The paper is densely packed with valuable novel analysis of a very popular algorithm: distributed SGD. It makes a substantial contribution to alleviating the communication cost of this algorithm, which is a major bottleneck in its practical application. It is a challenging read, but this is mostly due to the inherent complexity of the subject matter of analysing a distributed stochastic optimisation process. However, a little improvement seems possible by adding a paragraph in the beginning on the underlying optimisation problem and the kind of bounds one is interested in (see also below). Beyond that the paper is breaking down the complexity in an exemplary manner, giving interpretations of all formal results and a systematic listing of all the various assumptions that have been traditionally used in the formal analysis of (distributed) SGD. Some suggestions: - The paper mentions that it is focused on analysing the Malahanobis distance of the parameter vector from the optimum as the “natural quantity in this setting”. However, it also mentions that one “eventually aims to minimise the excess risk”, i.e., the expected difference in function value from the optimum. This is plausible as we are ultimately interested in optimising F. It is mentioned that the two quantities are related but it is also hinted that using straightforward relations does not necessarily lead to a tight analysis. The paper could benefit from a more consistent and explicit discussion of this issue; especially, how translation of parameter distance relates to F differences under the various assumptions listed in Section 2.3. Right now the respective paragraph in Section 3.1 feels more like an afterthought that is not well integrated into the main narrative of the paper. - The paper hints at a couple of places that it would be interesting to investigate adaptive communication schedules (as opposed to statically predefined just based on the number of workers and the properties of F). Such a generalisation has been proposed for the online case in Kamp et al., Communication-Efficient Distributed Online Prediction by Dynamic Model Synchronization, ECMLPKDD, 2013, which uses a form of local SGD combined with actively monitoring an upper bound to the variance of the local parameters. While the focus there is not on the convergence of the Polyak Rupert iterate but on the in-place online loss, the idea seems transferable, and the goals of the papers appear so similar that it might be worth to mention. - Assumption A3 seems more technically than what I would usually expect in an ML conference and, more importantly, could rather be considered a part of the problem definition. Perhaps some valuable space could be reclaimed in the main paper by mentioning in an initial paragraph about the problem that the g’s for a specific weight vector are i.i.d estimates of the gradient (and refer to the supplementary appendix for a full generalisation)? - When mentioning the convexity parameter mu for the first time in Section 2.2 its definition is only implicit (the symbol is defined only later in Assumption A1) - Example 5 should be Theorem or Corollary 5
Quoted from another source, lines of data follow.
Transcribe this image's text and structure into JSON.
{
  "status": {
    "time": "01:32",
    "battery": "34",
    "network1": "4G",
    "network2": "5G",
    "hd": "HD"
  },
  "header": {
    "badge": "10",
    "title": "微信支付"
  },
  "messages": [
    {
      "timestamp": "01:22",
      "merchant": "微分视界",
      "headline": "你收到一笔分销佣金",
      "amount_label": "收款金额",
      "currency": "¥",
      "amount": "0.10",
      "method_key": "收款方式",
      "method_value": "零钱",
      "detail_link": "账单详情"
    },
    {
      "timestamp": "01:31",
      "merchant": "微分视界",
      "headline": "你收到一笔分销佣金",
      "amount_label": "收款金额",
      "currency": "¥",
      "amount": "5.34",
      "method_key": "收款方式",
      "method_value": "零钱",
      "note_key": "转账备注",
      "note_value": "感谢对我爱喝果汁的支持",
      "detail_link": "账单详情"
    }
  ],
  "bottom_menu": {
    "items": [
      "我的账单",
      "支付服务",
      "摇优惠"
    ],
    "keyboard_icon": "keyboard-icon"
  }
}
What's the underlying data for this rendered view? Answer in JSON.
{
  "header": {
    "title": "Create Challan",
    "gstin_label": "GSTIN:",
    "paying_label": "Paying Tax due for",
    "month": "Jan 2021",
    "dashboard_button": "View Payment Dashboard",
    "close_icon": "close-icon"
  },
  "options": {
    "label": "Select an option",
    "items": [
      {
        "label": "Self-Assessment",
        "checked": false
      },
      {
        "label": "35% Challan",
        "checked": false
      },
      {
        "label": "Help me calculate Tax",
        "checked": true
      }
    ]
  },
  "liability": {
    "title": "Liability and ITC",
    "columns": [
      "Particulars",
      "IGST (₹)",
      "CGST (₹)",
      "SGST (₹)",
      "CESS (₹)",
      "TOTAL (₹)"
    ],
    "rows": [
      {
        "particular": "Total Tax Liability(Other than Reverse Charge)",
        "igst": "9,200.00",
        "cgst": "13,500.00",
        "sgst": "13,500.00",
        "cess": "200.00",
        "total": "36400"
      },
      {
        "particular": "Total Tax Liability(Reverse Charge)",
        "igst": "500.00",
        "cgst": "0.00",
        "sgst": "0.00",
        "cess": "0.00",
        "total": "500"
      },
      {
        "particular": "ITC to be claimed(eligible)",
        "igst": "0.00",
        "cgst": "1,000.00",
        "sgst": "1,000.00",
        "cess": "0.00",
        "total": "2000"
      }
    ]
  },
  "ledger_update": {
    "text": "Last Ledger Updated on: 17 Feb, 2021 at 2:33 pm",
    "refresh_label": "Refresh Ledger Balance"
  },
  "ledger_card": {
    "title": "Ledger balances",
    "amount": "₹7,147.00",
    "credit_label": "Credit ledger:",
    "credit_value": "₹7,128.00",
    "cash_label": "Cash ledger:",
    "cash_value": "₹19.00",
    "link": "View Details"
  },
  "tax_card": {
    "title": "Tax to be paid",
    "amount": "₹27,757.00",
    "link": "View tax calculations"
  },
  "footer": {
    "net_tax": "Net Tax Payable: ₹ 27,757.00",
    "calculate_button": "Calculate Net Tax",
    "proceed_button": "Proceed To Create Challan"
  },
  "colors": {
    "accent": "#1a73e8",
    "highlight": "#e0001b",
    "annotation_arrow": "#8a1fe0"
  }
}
Update: I've revised the overall score based on the response from the authors. This is another step to better understandings to distributed SGD approach for deep learning model training. However, the key limitation is on the strong assumptions over the model, which makes the results not meaningful to any practice. Q1 in Section 2.3 strongly claims that the mapping from weights w to the loss function is a quadratic function. This will never happen in real world. Moreover, batch normalization is commonly applied in real world deep learning tasks. Obviously, the convergence results do not consider it, although it is out of scope of a theoretical study in this submission.